What the task requires: The required output is a copy of each line in the material below that includes "Grade".

━━━━━━

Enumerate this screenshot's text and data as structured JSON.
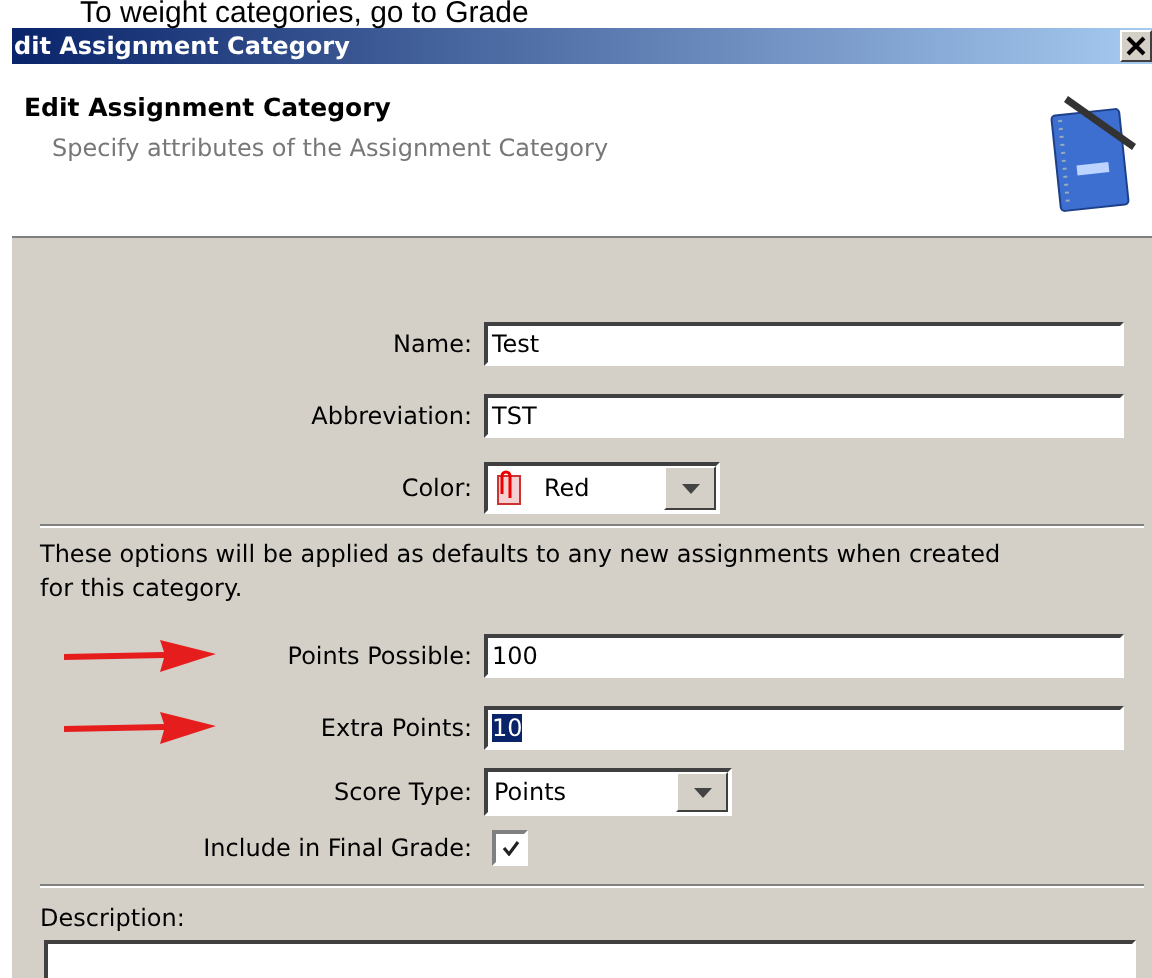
{
  "caption": "To weight categories, go to Grade",
  "window": {
    "title": "dit Assignment Category"
  },
  "header": {
    "title": "Edit Assignment Category",
    "subtitle": "Specify attributes of the Assignment Category"
  },
  "section_1": [
    {
      "kind": "text",
      "label": "Name:",
      "value": "Test"
    },
    {
      "kind": "text",
      "label": "Abbreviation:",
      "value": "TST"
    },
    {
      "kind": "color-combo",
      "label": "Color:",
      "value": "Red"
    }
  ],
  "note": "These options will be applied as defaults to any new assignments when created for this category.",
  "section_2": [
    {
      "kind": "text",
      "label": "Points Possible:",
      "value": "100",
      "arrowed": true
    },
    {
      "kind": "text",
      "label": "Extra Points:",
      "value": "10",
      "arrowed": true,
      "highlighted": true
    },
    {
      "kind": "combo",
      "label": "Score Type:",
      "value": "Points"
    },
    {
      "kind": "checkbox",
      "label": "Include in Final Grade:",
      "checked": true
    }
  ],
  "description": {
    "label": "Description:"
  }
}
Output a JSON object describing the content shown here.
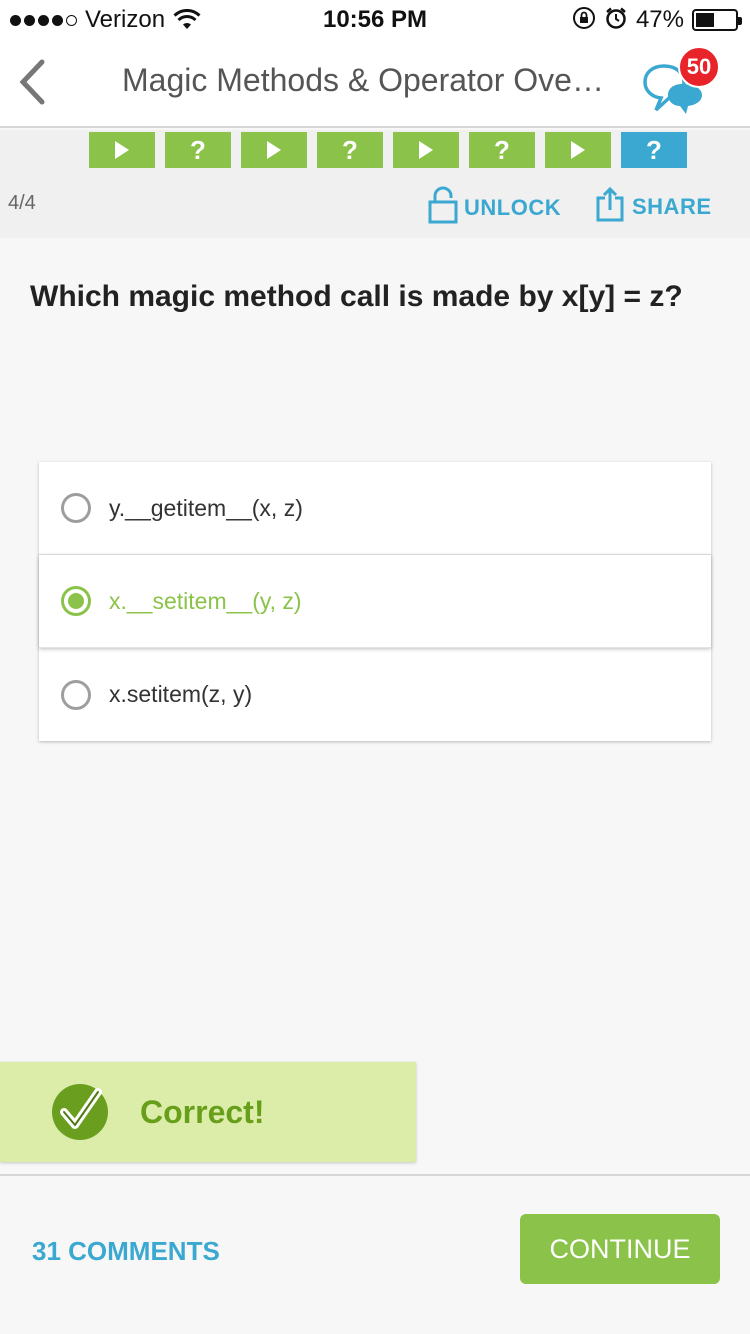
{
  "status_bar": {
    "carrier": "Verizon",
    "time": "10:56 PM",
    "battery_percent": "47%",
    "battery_level": 0.47
  },
  "nav": {
    "title": "Magic Methods & Operator Ove…",
    "chat_badge": "50"
  },
  "progress": {
    "steps": [
      {
        "type": "play"
      },
      {
        "type": "quiz",
        "label": "?"
      },
      {
        "type": "play"
      },
      {
        "type": "quiz",
        "label": "?"
      },
      {
        "type": "play"
      },
      {
        "type": "quiz",
        "label": "?"
      },
      {
        "type": "play"
      },
      {
        "type": "quiz",
        "label": "?",
        "current": true
      }
    ],
    "counter": "4/4",
    "unlock_label": "UNLOCK",
    "share_label": "SHARE"
  },
  "question": "Which magic method call is made by x[y] = z?",
  "options": [
    {
      "text": "y.__getitem__(x, z)",
      "selected": false
    },
    {
      "text": "x.__setitem__(y, z)",
      "selected": true
    },
    {
      "text": "x.setitem(z, y)",
      "selected": false
    }
  ],
  "feedback": {
    "text": "Correct!"
  },
  "footer": {
    "comments_label": "31 COMMENTS",
    "continue_label": "CONTINUE"
  },
  "colors": {
    "green": "#8bc34a",
    "blue": "#3aa8d0",
    "badge_red": "#e8232a",
    "feedback_bg": "#dcedaa"
  }
}
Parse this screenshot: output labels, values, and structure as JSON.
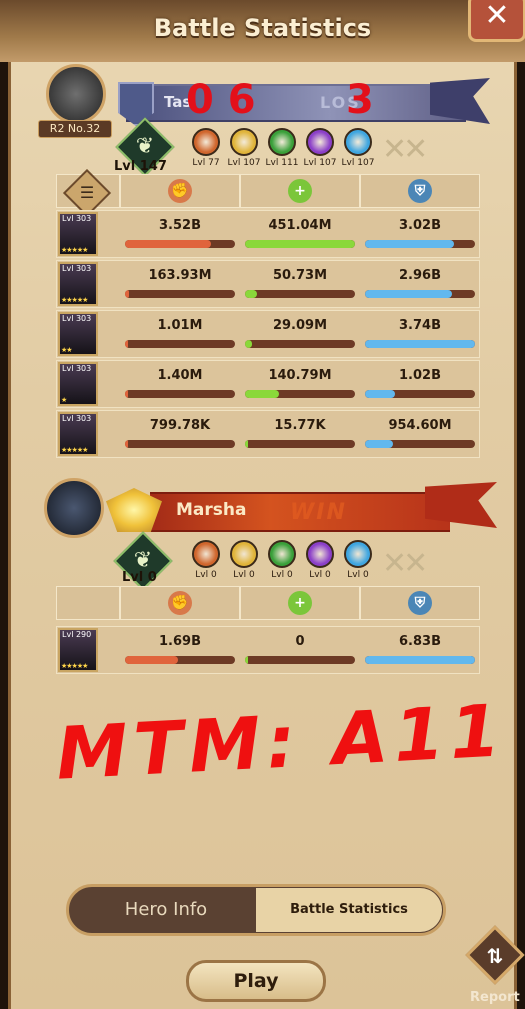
{
  "header": {
    "title": "Battle Statistics",
    "close_icon": "✕"
  },
  "team1": {
    "rank": "R2 No.32",
    "name": "Tas",
    "status": "LOS",
    "tree_level": "Lvl 147",
    "scribble_left": "0 6",
    "scribble_right": "3",
    "gems": [
      {
        "name": "lightbearer",
        "level": "Lvl 77",
        "color": "#d0662d"
      },
      {
        "name": "mauler",
        "level": "Lvl 107",
        "color": "#e0b43a"
      },
      {
        "name": "wilder",
        "level": "Lvl 111",
        "color": "#3aa03a"
      },
      {
        "name": "graveborn",
        "level": "Lvl 107",
        "color": "#8b3fc8"
      },
      {
        "name": "celestial",
        "level": "Lvl 107",
        "color": "#3fa6e0"
      }
    ],
    "rows": [
      {
        "level": "Lvl 303",
        "stars": "★★★★★",
        "damage": "3.52B",
        "heal": "451.04M",
        "shield": "3.02B",
        "damage_pct": 0.78,
        "heal_pct": 1.0,
        "shield_pct": 0.81
      },
      {
        "level": "Lvl 303",
        "stars": "★★★★★",
        "damage": "163.93M",
        "heal": "50.73M",
        "shield": "2.96B",
        "damage_pct": 0.04,
        "heal_pct": 0.11,
        "shield_pct": 0.79
      },
      {
        "level": "Lvl 303",
        "stars": "★★",
        "damage": "1.01M",
        "heal": "29.09M",
        "shield": "3.74B",
        "damage_pct": 0.0,
        "heal_pct": 0.06,
        "shield_pct": 1.0
      },
      {
        "level": "Lvl 303",
        "stars": "★",
        "damage": "1.40M",
        "heal": "140.79M",
        "shield": "1.02B",
        "damage_pct": 0.0,
        "heal_pct": 0.31,
        "shield_pct": 0.27
      },
      {
        "level": "Lvl 303",
        "stars": "★★★★★",
        "damage": "799.78K",
        "heal": "15.77K",
        "shield": "954.60M",
        "damage_pct": 0.0,
        "heal_pct": 0.0,
        "shield_pct": 0.25
      }
    ]
  },
  "team2": {
    "name": "Marsha",
    "status": "WIN",
    "tree_level": "Lvl 0",
    "gems": [
      {
        "name": "lightbearer",
        "level": "Lvl 0",
        "color": "#d0662d"
      },
      {
        "name": "mauler",
        "level": "Lvl 0",
        "color": "#e0b43a"
      },
      {
        "name": "wilder",
        "level": "Lvl 0",
        "color": "#3aa03a"
      },
      {
        "name": "graveborn",
        "level": "Lvl 0",
        "color": "#8b3fc8"
      },
      {
        "name": "celestial",
        "level": "Lvl 0",
        "color": "#3fa6e0"
      }
    ],
    "rows": [
      {
        "level": "Lvl 290",
        "stars": "★★★★★",
        "damage": "1.69B",
        "heal": "0",
        "shield": "6.83B",
        "damage_pct": 0.48,
        "heal_pct": 0.0,
        "shield_pct": 1.0
      }
    ]
  },
  "annotation": "MTM: A11",
  "tabs": {
    "hero_info": "Hero Info",
    "battle_statistics": "Battle Statistics"
  },
  "play_label": "Play",
  "report_label": "Report",
  "colors": {
    "damage": "#e0643c",
    "heal": "#8ad83a",
    "shield": "#62b8ee",
    "bar_track": "#6d3a25"
  }
}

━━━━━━

Answer area:
  "caption": "To weight categories, go to Grade",
      "label": "Include in Final Grade:",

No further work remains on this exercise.